As for the helmets, maybe it would be better to just quit with the helmets all together. Stressing helmets might make people think that cycling is too risky to enjoy. People engage in much riskier behavior without donning a helmet. Like driving a car, for example.
It is true that helmets perpetuate the myth of bikes being dangerous, but they are still nice sometimes.

I've seen groups stressing helmets as stylish, without a re-design...that seems like the easiest way to get folks not to be afraid to wear one. After all, big sunglasses look dorky too, but people love those.
kjohnnytarr is offline   Reply With Quote
Old 01-29-08, 12:12 PM   #19
kjohnnytarr
Instigator at best
 
kjohnnytarr's Avatar
 
Join Date: Jan 2007
Location: Columbia, Missouri
Bikes: Motobecane Jury
Posts: 1,086
Mentioned: 0 Post(s)
Tagged: 0 Thread(s)
Quoted: 0 Post(s)
Quote:
Originally Posted by bizzz111 View Post
snip

Second is to hook them while they are young. Lots of schools actually ban bikes on their property because they are worried about the safety of the kids riding to school. If local schools thought outside the box (hate that saying) by creating escorted bike pools or demanded better biking lanes around their schools, etc. more people would create a habit of riding their bikes.

/snip
My plan after college is to work for city parks / public schools to institute a program that would basically rival driver's ed... I think that's a good idea for a lot of areas, because the education institution/system pushes kids into cars, and we shouldn't tolerate that bias.
kjohnnytarr is offline   Reply With Quote
Reply


Thread Tools Search this Thread
Search this Thread:

Advanced Search

Posting Rules
You may not post new threads
You may not post replies
You may not post attachments
You may not edit your posts

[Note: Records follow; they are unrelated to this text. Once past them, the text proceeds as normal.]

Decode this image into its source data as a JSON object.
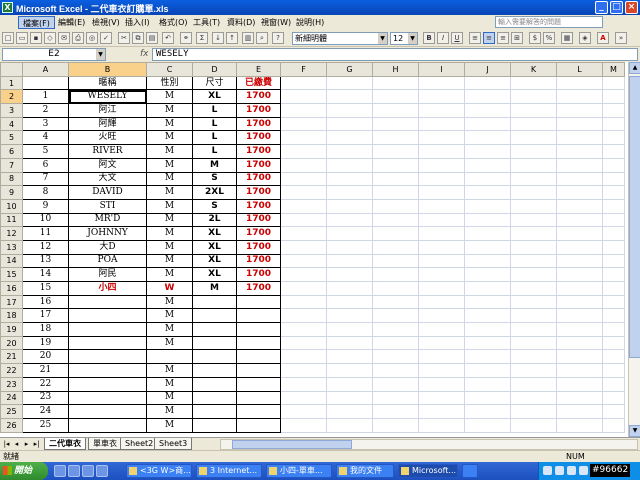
{
  "window": {
    "title": "Microsoft Excel - 二代車衣訂購單.xls",
    "controls": [
      "_",
      "□",
      "×"
    ]
  },
  "menu": {
    "items": [
      "檔案(F)",
      "編輯(E)",
      "檢視(V)",
      "插入(I)",
      "格式(O)",
      "工具(T)",
      "資料(D)",
      "視窗(W)",
      "說明(H)"
    ],
    "help_placeholder": "輸入需要解答的問題"
  },
  "toolbar": {
    "font_name": "新細明體",
    "font_size": "12"
  },
  "formula_bar": {
    "name_box": "E2",
    "fx": "fx",
    "value": "WESELY"
  },
  "sheet": {
    "columns": [
      "A",
      "B",
      "C",
      "D",
      "E",
      "F",
      "G",
      "H",
      "I",
      "J",
      "K",
      "L",
      "M"
    ],
    "header_row": [
      "",
      "暱稱",
      "性別",
      "尺寸",
      "已繳費"
    ],
    "rows": [
      [
        "1",
        "WESELY",
        "M",
        "XL",
        "1700"
      ],
      [
        "2",
        "阿江",
        "M",
        "L",
        "1700"
      ],
      [
        "3",
        "阿輝",
        "M",
        "L",
        "1700"
      ],
      [
        "4",
        "火旺",
        "M",
        "L",
        "1700"
      ],
      [
        "5",
        "RIVER",
        "M",
        "L",
        "1700"
      ],
      [
        "6",
        "阿文",
        "M",
        "M",
        "1700"
      ],
      [
        "7",
        "大文",
        "M",
        "S",
        "1700"
      ],
      [
        "8",
        "DAVID",
        "M",
        "2XL",
        "1700"
      ],
      [
        "9",
        "STI",
        "M",
        "S",
        "1700"
      ],
      [
        "10",
        "MR'D",
        "M",
        "2L",
        "1700"
      ],
      [
        "11",
        "JOHNNY",
        "M",
        "XL",
        "1700"
      ],
      [
        "12",
        "大D",
        "M",
        "XL",
        "1700"
      ],
      [
        "13",
        "POA",
        "M",
        "XL",
        "1700"
      ],
      [
        "14",
        "阿民",
        "M",
        "XL",
        "1700"
      ],
      [
        "15",
        "小四",
        "W",
        "M",
        "1700"
      ],
      [
        "16",
        "",
        "M",
        "",
        ""
      ],
      [
        "17",
        "",
        "M",
        "",
        ""
      ],
      [
        "18",
        "",
        "M",
        "",
        ""
      ],
      [
        "19",
        "",
        "M",
        "",
        ""
      ],
      [
        "20",
        "",
        "",
        "",
        ""
      ],
      [
        "21",
        "",
        "M",
        "",
        ""
      ],
      [
        "22",
        "",
        "M",
        "",
        ""
      ],
      [
        "23",
        "",
        "M",
        "",
        ""
      ],
      [
        "24",
        "",
        "M",
        "",
        ""
      ],
      [
        "25",
        "",
        "M",
        "",
        ""
      ]
    ]
  },
  "sheet_tabs": [
    "二代車衣",
    "單車衣",
    "Sheet2",
    "Sheet3"
  ],
  "status": {
    "ready": "就緒",
    "num": "NUM"
  },
  "taskbar": {
    "start": "開始",
    "items": [
      "<3G W>商...",
      "3 Internet...",
      "小四-單車...",
      "我的文件",
      "Microsoft..."
    ]
  },
  "watermark": "#96662",
  "colors": {
    "title_bar": "#0a5fe0",
    "highlight_red": "#cc0000",
    "selected_header": "#f9d18a",
    "taskbar": "#1d4fbf"
  }
}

BB code is On
Smilies are On
[IMG] code is On
HTML code is Off



All times are GMT -6. The time now is 03:22 PM.